§ What you will do: Search the material below for lines containing the string "this", and copy every one you find.
** Data shown follows **
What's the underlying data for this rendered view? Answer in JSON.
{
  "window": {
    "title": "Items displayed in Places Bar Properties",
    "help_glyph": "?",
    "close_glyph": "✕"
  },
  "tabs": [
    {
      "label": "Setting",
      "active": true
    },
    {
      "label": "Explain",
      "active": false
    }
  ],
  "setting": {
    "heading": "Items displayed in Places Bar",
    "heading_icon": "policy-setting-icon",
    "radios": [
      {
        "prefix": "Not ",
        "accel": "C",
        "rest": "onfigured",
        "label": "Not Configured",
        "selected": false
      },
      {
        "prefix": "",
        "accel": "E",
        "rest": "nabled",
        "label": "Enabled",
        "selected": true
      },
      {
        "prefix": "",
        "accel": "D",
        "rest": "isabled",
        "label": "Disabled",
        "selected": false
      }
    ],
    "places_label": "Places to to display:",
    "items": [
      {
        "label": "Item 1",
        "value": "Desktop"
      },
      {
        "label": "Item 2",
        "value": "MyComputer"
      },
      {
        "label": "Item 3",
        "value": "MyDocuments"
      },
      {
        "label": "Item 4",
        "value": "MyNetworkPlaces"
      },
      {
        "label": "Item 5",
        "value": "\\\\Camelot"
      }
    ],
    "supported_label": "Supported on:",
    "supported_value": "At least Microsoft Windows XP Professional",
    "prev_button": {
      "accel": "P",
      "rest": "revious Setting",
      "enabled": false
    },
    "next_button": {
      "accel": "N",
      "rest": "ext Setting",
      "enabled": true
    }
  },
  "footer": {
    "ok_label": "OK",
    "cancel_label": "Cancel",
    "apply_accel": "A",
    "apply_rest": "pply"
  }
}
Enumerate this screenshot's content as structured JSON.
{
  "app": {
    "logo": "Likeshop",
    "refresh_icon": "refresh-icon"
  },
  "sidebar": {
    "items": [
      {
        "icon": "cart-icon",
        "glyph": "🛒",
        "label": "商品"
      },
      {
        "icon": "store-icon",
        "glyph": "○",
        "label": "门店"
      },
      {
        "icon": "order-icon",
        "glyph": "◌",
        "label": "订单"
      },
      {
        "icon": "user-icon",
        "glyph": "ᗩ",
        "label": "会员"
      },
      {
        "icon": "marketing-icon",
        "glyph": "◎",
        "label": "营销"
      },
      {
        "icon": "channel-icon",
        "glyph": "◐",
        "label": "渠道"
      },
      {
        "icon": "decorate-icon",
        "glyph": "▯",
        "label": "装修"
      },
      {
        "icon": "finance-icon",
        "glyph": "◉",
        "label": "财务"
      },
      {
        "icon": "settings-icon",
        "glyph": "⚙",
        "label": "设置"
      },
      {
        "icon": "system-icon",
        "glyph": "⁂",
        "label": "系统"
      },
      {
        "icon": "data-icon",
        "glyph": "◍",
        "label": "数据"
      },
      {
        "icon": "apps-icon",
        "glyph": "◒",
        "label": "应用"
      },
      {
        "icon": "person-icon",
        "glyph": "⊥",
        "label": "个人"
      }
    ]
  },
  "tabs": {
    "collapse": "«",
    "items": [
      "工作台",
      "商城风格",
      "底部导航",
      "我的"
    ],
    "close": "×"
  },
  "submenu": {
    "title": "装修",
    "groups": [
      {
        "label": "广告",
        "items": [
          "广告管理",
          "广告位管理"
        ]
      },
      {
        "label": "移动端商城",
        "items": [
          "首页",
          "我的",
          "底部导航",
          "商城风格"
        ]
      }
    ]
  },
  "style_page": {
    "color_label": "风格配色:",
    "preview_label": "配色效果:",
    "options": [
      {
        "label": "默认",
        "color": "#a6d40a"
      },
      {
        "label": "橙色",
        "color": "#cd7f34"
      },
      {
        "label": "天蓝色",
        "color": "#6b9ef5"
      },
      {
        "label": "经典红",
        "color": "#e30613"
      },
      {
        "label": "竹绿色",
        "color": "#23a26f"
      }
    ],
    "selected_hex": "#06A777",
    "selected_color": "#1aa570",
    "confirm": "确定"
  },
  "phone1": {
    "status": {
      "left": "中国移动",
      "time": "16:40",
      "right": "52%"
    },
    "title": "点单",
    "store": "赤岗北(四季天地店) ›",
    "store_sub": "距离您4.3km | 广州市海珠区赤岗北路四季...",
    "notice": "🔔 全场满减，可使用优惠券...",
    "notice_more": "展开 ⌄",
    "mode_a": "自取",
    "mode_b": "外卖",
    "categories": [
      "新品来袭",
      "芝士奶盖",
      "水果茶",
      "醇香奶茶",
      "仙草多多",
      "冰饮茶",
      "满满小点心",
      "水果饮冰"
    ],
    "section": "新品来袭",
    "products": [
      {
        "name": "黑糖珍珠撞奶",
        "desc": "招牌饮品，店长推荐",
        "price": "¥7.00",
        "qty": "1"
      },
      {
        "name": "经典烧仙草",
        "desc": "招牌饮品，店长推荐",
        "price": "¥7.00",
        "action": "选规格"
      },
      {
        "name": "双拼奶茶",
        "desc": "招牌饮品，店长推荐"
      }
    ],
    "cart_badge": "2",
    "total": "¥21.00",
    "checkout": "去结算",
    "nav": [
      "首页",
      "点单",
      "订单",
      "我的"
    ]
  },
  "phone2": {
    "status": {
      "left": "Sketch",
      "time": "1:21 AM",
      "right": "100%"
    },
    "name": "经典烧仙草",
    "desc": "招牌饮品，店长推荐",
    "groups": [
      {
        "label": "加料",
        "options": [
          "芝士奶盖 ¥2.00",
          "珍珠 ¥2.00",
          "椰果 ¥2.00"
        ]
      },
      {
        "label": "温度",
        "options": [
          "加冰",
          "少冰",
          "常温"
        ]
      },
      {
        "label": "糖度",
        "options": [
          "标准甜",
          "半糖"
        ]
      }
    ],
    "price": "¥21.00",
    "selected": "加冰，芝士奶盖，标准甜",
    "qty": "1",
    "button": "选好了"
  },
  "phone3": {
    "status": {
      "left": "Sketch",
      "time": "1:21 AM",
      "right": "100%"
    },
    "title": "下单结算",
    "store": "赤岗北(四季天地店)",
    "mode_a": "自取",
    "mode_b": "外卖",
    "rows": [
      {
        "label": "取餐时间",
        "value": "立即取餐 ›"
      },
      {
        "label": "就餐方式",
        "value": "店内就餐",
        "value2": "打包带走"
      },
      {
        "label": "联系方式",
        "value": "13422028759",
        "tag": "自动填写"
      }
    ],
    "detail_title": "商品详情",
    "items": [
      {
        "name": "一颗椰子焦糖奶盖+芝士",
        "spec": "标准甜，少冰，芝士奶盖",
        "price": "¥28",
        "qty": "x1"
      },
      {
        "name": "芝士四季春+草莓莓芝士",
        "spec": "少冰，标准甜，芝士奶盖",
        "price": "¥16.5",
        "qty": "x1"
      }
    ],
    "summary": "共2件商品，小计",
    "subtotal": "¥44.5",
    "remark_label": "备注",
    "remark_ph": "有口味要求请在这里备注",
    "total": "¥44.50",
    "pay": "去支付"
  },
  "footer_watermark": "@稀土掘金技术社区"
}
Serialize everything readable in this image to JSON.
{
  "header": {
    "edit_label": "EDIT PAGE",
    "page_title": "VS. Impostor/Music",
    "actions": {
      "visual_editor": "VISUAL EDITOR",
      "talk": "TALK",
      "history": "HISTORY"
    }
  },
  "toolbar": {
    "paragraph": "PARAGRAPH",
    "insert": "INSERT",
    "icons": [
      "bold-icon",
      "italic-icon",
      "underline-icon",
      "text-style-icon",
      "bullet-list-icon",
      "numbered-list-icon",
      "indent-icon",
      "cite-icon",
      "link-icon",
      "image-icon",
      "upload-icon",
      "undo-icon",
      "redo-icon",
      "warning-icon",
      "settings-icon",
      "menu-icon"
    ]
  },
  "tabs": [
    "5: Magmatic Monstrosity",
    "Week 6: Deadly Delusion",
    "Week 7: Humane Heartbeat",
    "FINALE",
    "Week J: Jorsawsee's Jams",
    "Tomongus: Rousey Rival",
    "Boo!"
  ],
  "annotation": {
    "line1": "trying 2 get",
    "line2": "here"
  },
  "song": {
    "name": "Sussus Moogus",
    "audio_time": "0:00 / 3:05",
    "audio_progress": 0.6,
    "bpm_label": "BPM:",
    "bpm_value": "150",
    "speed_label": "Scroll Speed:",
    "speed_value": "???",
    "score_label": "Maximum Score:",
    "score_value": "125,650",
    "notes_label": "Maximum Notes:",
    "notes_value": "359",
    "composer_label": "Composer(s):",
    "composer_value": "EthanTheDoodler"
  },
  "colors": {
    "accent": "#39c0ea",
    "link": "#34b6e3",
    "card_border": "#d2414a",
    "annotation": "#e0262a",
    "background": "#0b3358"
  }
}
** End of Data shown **
§ Solved exercise:
What's the underlying data for this rendered view? Answer in JSON.
Enumerate this screenshot's content as structured JSON.
Serialize everything readable in this image to JSON.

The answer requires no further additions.